» **Your task**: Every record below must come back exactly as given.

Provided records Block Start

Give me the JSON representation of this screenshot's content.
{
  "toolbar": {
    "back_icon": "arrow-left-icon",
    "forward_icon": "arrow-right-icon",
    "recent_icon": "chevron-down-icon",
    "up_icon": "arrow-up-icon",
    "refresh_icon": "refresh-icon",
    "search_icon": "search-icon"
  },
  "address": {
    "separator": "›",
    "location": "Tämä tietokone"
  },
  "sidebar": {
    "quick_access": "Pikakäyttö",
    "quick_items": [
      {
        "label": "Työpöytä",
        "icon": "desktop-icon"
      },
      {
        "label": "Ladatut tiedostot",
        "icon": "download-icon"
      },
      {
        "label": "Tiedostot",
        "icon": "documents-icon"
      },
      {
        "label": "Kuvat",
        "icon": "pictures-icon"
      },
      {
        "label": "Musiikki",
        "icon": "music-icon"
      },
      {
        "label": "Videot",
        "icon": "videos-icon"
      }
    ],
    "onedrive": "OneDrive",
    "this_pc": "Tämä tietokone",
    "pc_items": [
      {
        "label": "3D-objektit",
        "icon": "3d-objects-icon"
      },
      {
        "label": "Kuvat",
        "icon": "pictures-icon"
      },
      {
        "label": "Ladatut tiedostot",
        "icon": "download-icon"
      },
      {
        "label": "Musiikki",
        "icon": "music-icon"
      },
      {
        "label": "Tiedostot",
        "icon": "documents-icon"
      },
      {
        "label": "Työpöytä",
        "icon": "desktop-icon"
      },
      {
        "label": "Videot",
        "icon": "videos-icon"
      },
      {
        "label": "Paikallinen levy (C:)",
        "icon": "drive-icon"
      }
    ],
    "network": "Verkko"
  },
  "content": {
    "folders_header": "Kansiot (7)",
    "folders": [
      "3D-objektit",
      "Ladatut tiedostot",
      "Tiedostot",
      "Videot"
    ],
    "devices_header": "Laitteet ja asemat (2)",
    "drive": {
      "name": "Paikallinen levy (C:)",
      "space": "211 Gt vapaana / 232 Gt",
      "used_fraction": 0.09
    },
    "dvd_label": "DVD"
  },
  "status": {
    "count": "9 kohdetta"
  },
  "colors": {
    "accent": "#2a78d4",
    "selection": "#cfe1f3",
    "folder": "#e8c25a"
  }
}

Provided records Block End

» **Written solution**:
Give me the JSON representation of this screenshot's content.
{
  "toolbar": {
    "back_icon": "arrow-left-icon",
    "forward_icon": "arrow-right-icon",
    "recent_icon": "chevron-down-icon",
    "up_icon": "arrow-up-icon",
    "refresh_icon": "refresh-icon",
    "search_icon": "search-icon"
  },
  "address": {
    "separator": "›",
    "location": "Tämä tietokone"
  },
  "sidebar": {
    "quick_access": "Pikakäyttö",
    "quick_items": [
      {
        "label": "Työpöytä",
        "icon": "desktop-icon"
      },
      {
        "label": "Ladatut tiedostot",
        "icon": "download-icon"
      },
      {
        "label": "Tiedostot",
        "icon": "documents-icon"
      },
      {
        "label": "Kuvat",
        "icon": "pictures-icon"
      },
      {
        "label": "Musiikki",
        "icon": "music-icon"
      },
      {
        "label": "Videot",
        "icon": "videos-icon"
      }
    ],
    "onedrive": "OneDrive",
    "this_pc": "Tämä tietokone",
    "pc_items": [
      {
        "label": "3D-objektit",
        "icon": "3d-objects-icon"
      },
      {
        "label": "Kuvat",
        "icon": "pictures-icon"
      },
      {
        "label": "Ladatut tiedostot",
        "icon": "download-icon"
      },
      {
        "label": "Musiikki",
        "icon": "music-icon"
      },
      {
        "label": "Tiedostot",
        "icon": "documents-icon"
      },
      {
        "label": "Työpöytä",
        "icon": "desktop-icon"
      },
      {
        "label": "Videot",
        "icon": "videos-icon"
      },
      {
        "label": "Paikallinen levy (C:)",
        "icon": "drive-icon"
      }
    ],
    "network": "Verkko"
  },
  "content": {
    "folders_header": "Kansiot (7)",
    "folders": [
      "3D-objektit",
      "Ladatut tiedostot",
      "Tiedostot",
      "Videot"
    ],
    "devices_header": "Laitteet ja asemat (2)",
    "drive": {
      "name": "Paikallinen levy (C:)",
      "space": "211 Gt vapaana / 232 Gt",
      "used_fraction": 0.09
    },
    "dvd_label": "DVD"
  },
  "status": {
    "count": "9 kohdetta"
  },
  "colors": {
    "accent": "#2a78d4",
    "selection": "#cfe1f3",
    "folder": "#e8c25a"
  }
}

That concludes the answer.